Supplied records
┌──

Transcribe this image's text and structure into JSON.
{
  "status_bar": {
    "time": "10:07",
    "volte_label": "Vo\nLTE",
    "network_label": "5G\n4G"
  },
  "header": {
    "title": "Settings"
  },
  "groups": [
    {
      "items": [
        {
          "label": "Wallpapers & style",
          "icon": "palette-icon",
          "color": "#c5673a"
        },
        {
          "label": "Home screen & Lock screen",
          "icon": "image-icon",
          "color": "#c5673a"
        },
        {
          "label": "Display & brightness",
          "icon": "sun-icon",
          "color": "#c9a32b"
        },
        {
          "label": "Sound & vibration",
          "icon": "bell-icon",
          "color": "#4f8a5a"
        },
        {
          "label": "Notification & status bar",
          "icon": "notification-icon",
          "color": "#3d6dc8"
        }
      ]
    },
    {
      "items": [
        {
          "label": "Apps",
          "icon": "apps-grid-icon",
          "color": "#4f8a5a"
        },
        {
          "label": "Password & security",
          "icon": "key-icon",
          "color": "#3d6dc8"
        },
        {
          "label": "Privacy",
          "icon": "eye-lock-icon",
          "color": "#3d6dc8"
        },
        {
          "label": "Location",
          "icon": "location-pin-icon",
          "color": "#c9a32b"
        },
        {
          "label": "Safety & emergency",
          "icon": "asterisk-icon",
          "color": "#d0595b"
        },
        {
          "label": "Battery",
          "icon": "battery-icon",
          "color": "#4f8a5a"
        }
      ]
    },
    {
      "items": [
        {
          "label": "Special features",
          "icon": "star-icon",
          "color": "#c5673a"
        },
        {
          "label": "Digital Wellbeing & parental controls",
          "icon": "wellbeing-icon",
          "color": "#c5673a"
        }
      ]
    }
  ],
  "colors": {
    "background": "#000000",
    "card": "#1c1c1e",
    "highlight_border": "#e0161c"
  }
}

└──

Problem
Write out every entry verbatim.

Exercise response
Transcribe this image's text and structure into JSON.
{
  "status_bar": {
    "time": "10:07",
    "volte_label": "Vo\nLTE",
    "network_label": "5G\n4G"
  },
  "header": {
    "title": "Settings"
  },
  "groups": [
    {
      "items": [
        {
          "label": "Wallpapers & style",
          "icon": "palette-icon",
          "color": "#c5673a"
        },
        {
          "label": "Home screen & Lock screen",
          "icon": "image-icon",
          "color": "#c5673a"
        },
        {
          "label": "Display & brightness",
          "icon": "sun-icon",
          "color": "#c9a32b"
        },
        {
          "label": "Sound & vibration",
          "icon": "bell-icon",
          "color": "#4f8a5a"
        },
        {
          "label": "Notification & status bar",
          "icon": "notification-icon",
          "color": "#3d6dc8"
        }
      ]
    },
    {
      "items": [
        {
          "label": "Apps",
          "icon": "apps-grid-icon",
          "color": "#4f8a5a"
        },
        {
          "label": "Password & security",
          "icon": "key-icon",
          "color": "#3d6dc8"
        },
        {
          "label": "Privacy",
          "icon": "eye-lock-icon",
          "color": "#3d6dc8"
        },
        {
          "label": "Location",
          "icon": "location-pin-icon",
          "color": "#c9a32b"
        },
        {
          "label": "Safety & emergency",
          "icon": "asterisk-icon",
          "color": "#d0595b"
        },
        {
          "label": "Battery",
          "icon": "battery-icon",
          "color": "#4f8a5a"
        }
      ]
    },
    {
      "items": [
        {
          "label": "Special features",
          "icon": "star-icon",
          "color": "#c5673a"
        },
        {
          "label": "Digital Wellbeing & parental controls",
          "icon": "wellbeing-icon",
          "color": "#c5673a"
        }
      ]
    }
  ],
  "colors": {
    "background": "#000000",
    "card": "#1c1c1e",
    "highlight_border": "#e0161c"
  }
}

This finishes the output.